New Teeth For California's 'Suitable Seating' Law

Connie Chan, Associate and Michael Rubin, Partner, with Altshuler Berzon, LLP

Connie Chan, Associate and Michael Rubin, Partner, with Altshuler Berzon, LLP

On April 4, the California Supreme Court unanimously decided Kilby v. CVS, which adopted a very worker-friendly construction of the state’s century-old “suitable seating law,” and will help ensure that, going forward, seating cases will proceed under California's Private Attorney General Act (PAGA) on a broad class-wide or representative action basis.


Since 1911, California law has guaranteed seats to employees “when the nature of the work reasonably permits the use of seats” (although until 1973, only women were protected).  See, e.g., Wage Order 7-2001 § 14(A).  This basic protection reflects the commonsense and humane proposition that workers should not be forced to stand on their feet all day if their job duties can reasonably be performed from a seated position.
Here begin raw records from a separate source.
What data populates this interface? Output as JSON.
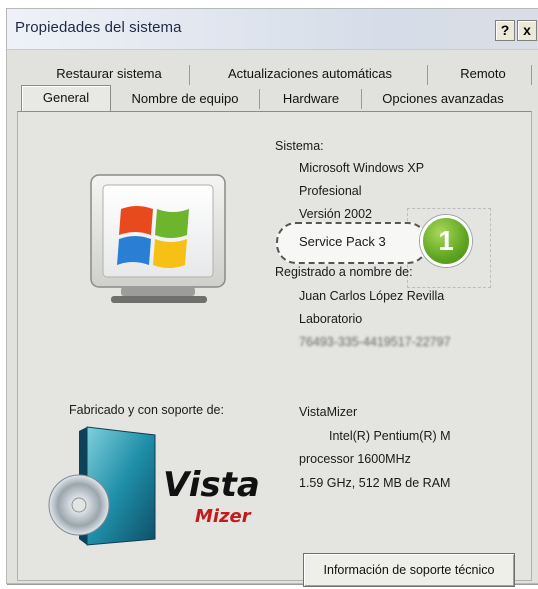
{
  "window": {
    "title": "Propiedades del sistema",
    "help_label": "?",
    "close_label": "x"
  },
  "tabs": {
    "row1": [
      "Restaurar sistema",
      "Actualizaciones automáticas",
      "Remoto"
    ],
    "row2": [
      "General",
      "Nombre de equipo",
      "Hardware",
      "Opciones avanzadas"
    ],
    "active": "General"
  },
  "system": {
    "heading": "Sistema:",
    "os": "Microsoft Windows XP",
    "edition": "Profesional",
    "version": "Versión 2002",
    "service_pack": "Service Pack 3"
  },
  "registered": {
    "heading": "Registrado a nombre de:",
    "name": "Juan Carlos López Revilla",
    "org": "Laboratorio",
    "serial": "76493-335-4419517-22797"
  },
  "manufacturer": {
    "heading": "Fabricado y con soporte de:",
    "name": "VistaMizer",
    "cpu_line1": "Intel(R) Pentium(R) M",
    "cpu_line2": "processor 1600MHz",
    "cpu_line3": "1.59 GHz, 512 MB de RAM",
    "logo_main": "Vista",
    "logo_sub": "Mizer"
  },
  "callout": {
    "number": "1"
  },
  "support_button": {
    "label": "Información de soporte técnico"
  },
  "colors": {
    "panel": "#e4e4e0",
    "badge": "#5fa520",
    "logo_red": "#c41a1a"
  }
}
In Kilby, the California Supreme Court answered a series of statutory-construction questions certified by the Ninth Circuit in two appeals concerning the meaning of that deceptively simple language, holding that the law requires an objective inquiry, consistent with its worker-protective purposes, into whether each separate grouping of job tasks can be performed while seated.


Defendants CVS and JPMorgan Chase argued that the suitable seating law could not be enforced on a class-wide or representative action basis because most workers perform a combination of job duties, only some of which permit seating, so each worker’s “job as a whole,” viewed “holistically,” would necessarily involve a different combination of tasks than any other worker’s job. The California Supreme Court unanimously rejected this construction, emphasizing that the worker-protective purpose of the Wage Order’s seating requirement requires an objective inquiry into each discrete set of tasks performed, and explaining that “[t]here is no principled reason for denying an employee a seat when he spends a substantial part of his workday at a single location performing tasks that could reasonably be done while seated, merely because his job duties include other tasks that must be done standing.”
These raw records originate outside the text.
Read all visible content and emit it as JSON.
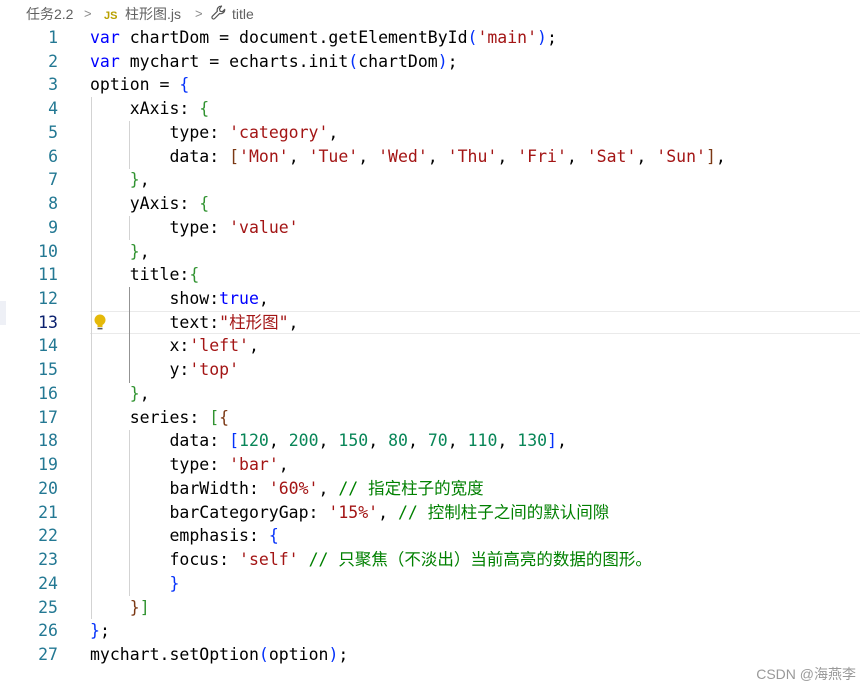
{
  "breadcrumb": {
    "folder": "任务2.2",
    "file_badge": "JS",
    "file": "柱形图.js",
    "symbol": "title",
    "separator": ">"
  },
  "editor": {
    "active_line": 13,
    "lines": [
      {
        "num": "1",
        "tokens": [
          {
            "t": "kw",
            "v": "var"
          },
          {
            "t": "pl",
            "v": " chartDom = document.getElementById"
          },
          {
            "t": "b1",
            "v": "("
          },
          {
            "t": "str",
            "v": "'main'"
          },
          {
            "t": "b1",
            "v": ")"
          },
          {
            "t": "pl",
            "v": ";"
          }
        ]
      },
      {
        "num": "2",
        "tokens": [
          {
            "t": "kw",
            "v": "var"
          },
          {
            "t": "pl",
            "v": " mychart = echarts.init"
          },
          {
            "t": "b1",
            "v": "("
          },
          {
            "t": "pl",
            "v": "chartDom"
          },
          {
            "t": "b1",
            "v": ")"
          },
          {
            "t": "pl",
            "v": ";"
          }
        ]
      },
      {
        "num": "3",
        "tokens": [
          {
            "t": "pl",
            "v": "option = "
          },
          {
            "t": "b1",
            "v": "{"
          }
        ]
      },
      {
        "num": "4",
        "tokens": [
          {
            "t": "pl",
            "v": "    xAxis: "
          },
          {
            "t": "b2",
            "v": "{"
          }
        ]
      },
      {
        "num": "5",
        "tokens": [
          {
            "t": "pl",
            "v": "        type: "
          },
          {
            "t": "str",
            "v": "'category'"
          },
          {
            "t": "pl",
            "v": ","
          }
        ]
      },
      {
        "num": "6",
        "tokens": [
          {
            "t": "pl",
            "v": "        data: "
          },
          {
            "t": "b3",
            "v": "["
          },
          {
            "t": "str",
            "v": "'Mon'"
          },
          {
            "t": "pl",
            "v": ", "
          },
          {
            "t": "str",
            "v": "'Tue'"
          },
          {
            "t": "pl",
            "v": ", "
          },
          {
            "t": "str",
            "v": "'Wed'"
          },
          {
            "t": "pl",
            "v": ", "
          },
          {
            "t": "str",
            "v": "'Thu'"
          },
          {
            "t": "pl",
            "v": ", "
          },
          {
            "t": "str",
            "v": "'Fri'"
          },
          {
            "t": "pl",
            "v": ", "
          },
          {
            "t": "str",
            "v": "'Sat'"
          },
          {
            "t": "pl",
            "v": ", "
          },
          {
            "t": "str",
            "v": "'Sun'"
          },
          {
            "t": "b3",
            "v": "]"
          },
          {
            "t": "pl",
            "v": ","
          }
        ]
      },
      {
        "num": "7",
        "tokens": [
          {
            "t": "pl",
            "v": "    "
          },
          {
            "t": "b2",
            "v": "}"
          },
          {
            "t": "pl",
            "v": ","
          }
        ]
      },
      {
        "num": "8",
        "tokens": [
          {
            "t": "pl",
            "v": "    yAxis: "
          },
          {
            "t": "b2",
            "v": "{"
          }
        ]
      },
      {
        "num": "9",
        "tokens": [
          {
            "t": "pl",
            "v": "        type: "
          },
          {
            "t": "str",
            "v": "'value'"
          }
        ]
      },
      {
        "num": "10",
        "tokens": [
          {
            "t": "pl",
            "v": "    "
          },
          {
            "t": "b2",
            "v": "}"
          },
          {
            "t": "pl",
            "v": ","
          }
        ]
      },
      {
        "num": "11",
        "tokens": [
          {
            "t": "pl",
            "v": "    title:"
          },
          {
            "t": "b2",
            "v": "{"
          }
        ]
      },
      {
        "num": "12",
        "tokens": [
          {
            "t": "pl",
            "v": "        show:"
          },
          {
            "t": "kw",
            "v": "true"
          },
          {
            "t": "pl",
            "v": ","
          }
        ]
      },
      {
        "num": "13",
        "tokens": [
          {
            "t": "pl",
            "v": "        text:"
          },
          {
            "t": "str",
            "v": "\"柱形图\""
          },
          {
            "t": "pl",
            "v": ","
          }
        ]
      },
      {
        "num": "14",
        "tokens": [
          {
            "t": "pl",
            "v": "        x:"
          },
          {
            "t": "str",
            "v": "'left'"
          },
          {
            "t": "pl",
            "v": ","
          }
        ]
      },
      {
        "num": "15",
        "tokens": [
          {
            "t": "pl",
            "v": "        y:"
          },
          {
            "t": "str",
            "v": "'top'"
          }
        ]
      },
      {
        "num": "16",
        "tokens": [
          {
            "t": "pl",
            "v": "    "
          },
          {
            "t": "b2",
            "v": "}"
          },
          {
            "t": "pl",
            "v": ","
          }
        ]
      },
      {
        "num": "17",
        "tokens": [
          {
            "t": "pl",
            "v": "    series: "
          },
          {
            "t": "b2",
            "v": "["
          },
          {
            "t": "b3",
            "v": "{"
          }
        ]
      },
      {
        "num": "18",
        "tokens": [
          {
            "t": "pl",
            "v": "        data: "
          },
          {
            "t": "b1",
            "v": "["
          },
          {
            "t": "num",
            "v": "120"
          },
          {
            "t": "pl",
            "v": ", "
          },
          {
            "t": "num",
            "v": "200"
          },
          {
            "t": "pl",
            "v": ", "
          },
          {
            "t": "num",
            "v": "150"
          },
          {
            "t": "pl",
            "v": ", "
          },
          {
            "t": "num",
            "v": "80"
          },
          {
            "t": "pl",
            "v": ", "
          },
          {
            "t": "num",
            "v": "70"
          },
          {
            "t": "pl",
            "v": ", "
          },
          {
            "t": "num",
            "v": "110"
          },
          {
            "t": "pl",
            "v": ", "
          },
          {
            "t": "num",
            "v": "130"
          },
          {
            "t": "b1",
            "v": "]"
          },
          {
            "t": "pl",
            "v": ","
          }
        ]
      },
      {
        "num": "19",
        "tokens": [
          {
            "t": "pl",
            "v": "        type: "
          },
          {
            "t": "str",
            "v": "'bar'"
          },
          {
            "t": "pl",
            "v": ","
          }
        ]
      },
      {
        "num": "20",
        "tokens": [
          {
            "t": "pl",
            "v": "        barWidth: "
          },
          {
            "t": "str",
            "v": "'60%'"
          },
          {
            "t": "pl",
            "v": ", "
          },
          {
            "t": "com",
            "v": "// 指定柱子的宽度"
          }
        ]
      },
      {
        "num": "21",
        "tokens": [
          {
            "t": "pl",
            "v": "        barCategoryGap: "
          },
          {
            "t": "str",
            "v": "'15%'"
          },
          {
            "t": "pl",
            "v": ", "
          },
          {
            "t": "com",
            "v": "// 控制柱子之间的默认间隙"
          }
        ]
      },
      {
        "num": "22",
        "tokens": [
          {
            "t": "pl",
            "v": "        emphasis: "
          },
          {
            "t": "b1",
            "v": "{"
          }
        ]
      },
      {
        "num": "23",
        "tokens": [
          {
            "t": "pl",
            "v": "        focus: "
          },
          {
            "t": "str",
            "v": "'self'"
          },
          {
            "t": "pl",
            "v": " "
          },
          {
            "t": "com",
            "v": "// 只聚焦（不淡出）当前高亮的数据的图形。"
          }
        ]
      },
      {
        "num": "24",
        "tokens": [
          {
            "t": "pl",
            "v": "        "
          },
          {
            "t": "b1",
            "v": "}"
          }
        ]
      },
      {
        "num": "25",
        "tokens": [
          {
            "t": "pl",
            "v": "    "
          },
          {
            "t": "b3",
            "v": "}"
          },
          {
            "t": "b2",
            "v": "]"
          }
        ]
      },
      {
        "num": "26",
        "tokens": [
          {
            "t": "b1",
            "v": "}"
          },
          {
            "t": "pl",
            "v": ";"
          }
        ]
      },
      {
        "num": "27",
        "tokens": [
          {
            "t": "pl",
            "v": "mychart.setOption"
          },
          {
            "t": "b1",
            "v": "("
          },
          {
            "t": "pl",
            "v": "option"
          },
          {
            "t": "b1",
            "v": ")"
          },
          {
            "t": "pl",
            "v": ";"
          }
        ]
      }
    ]
  },
  "watermark": "CSDN @海燕李",
  "icons": {
    "folder_sep": "chevron-right-icon",
    "symbol": "wrench-icon",
    "hint": "lightbulb-icon"
  },
  "colors": {
    "keyword": "#0000ff",
    "string": "#a31515",
    "number": "#098658",
    "comment": "#008000",
    "line_number": "#237893",
    "bulb": "#e5b909"
  }
}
The Court held that when determining whether an employee is entitled to a suitable seat, “courts must examine subsets of an employee’s total tasks and duties by location, such as those performed at a cash register or a teller window, and consider whether it is feasible for an employee to perform each set of location-specific tasks while seated.”


The Court also clarified that an employee’s entitlement to seating must be based on an objective inquiry into factors “such as the frequency and duration of tasks, as well as the feasibility and practicability of providing seating,” not on an employer’s “mere preference that particular tasks be performed while standing.”


The Supreme Court’s construction has far-reaching ramifications for all California employees in the various industries covered by the 16 Wage Orders that guarantee suitable seating. Because it makes no difference what tasks an employee performs away from the workstation, employers can no longer defeat class certification by contending that each employee’s “other” duties differ day by day. And, by limiting the seating inquiry to objective considerations, the Court has stripped employers of the defense that they prefer that their employees stand, when the tasks at issue could physically be performed while seated.


For the dozen or so seating cases currently pending in state and federal courts, the Supreme Court’s decision dramatically increases the likelihood of class-wide resolution. For California workplaces more generally, the decision makes it far more likely that employers – particularly retail employers -- will begin to provide suitable seating to their employees, given the relatively inexpensive cost of providing seats at existing workstations compared to the high cost of litigation, the steep PAGA penalties, and the fee-shifting obligations to plaintiffs’ counsel.


The Court’s ruling also provides further evidence that PAGA works. As pointed out by the U.S. and California Chambers of Commerce in their amicus brief in support of CVS and Chase, from 1911 until 2004 there was almost no Division of Labor Standards Enforcement (DLSE) enforcement of California’s seating provisions. After PAGA’s enactment in 2003, several dozen seating cases were filed. If not for the private right of action created by PAGA, these cases could not have been brought, the employers’ violations would never have been remedied (as they likely will be as a result of the Court’s ruling), and employers would have had no economic incentive to begin complying with California’s long-overlooked suitable seating law.


The case is Kilby v. CVS Pharmacy, Inc., S215614. The workers are represented by Michael Rubin and Connie K. Chan of Altshuler Berzon LLP, James F. Clapp of Clapp Legal APC, Matthew Righetti of Righetti Glugoski PC, and Kevin J. McInerney.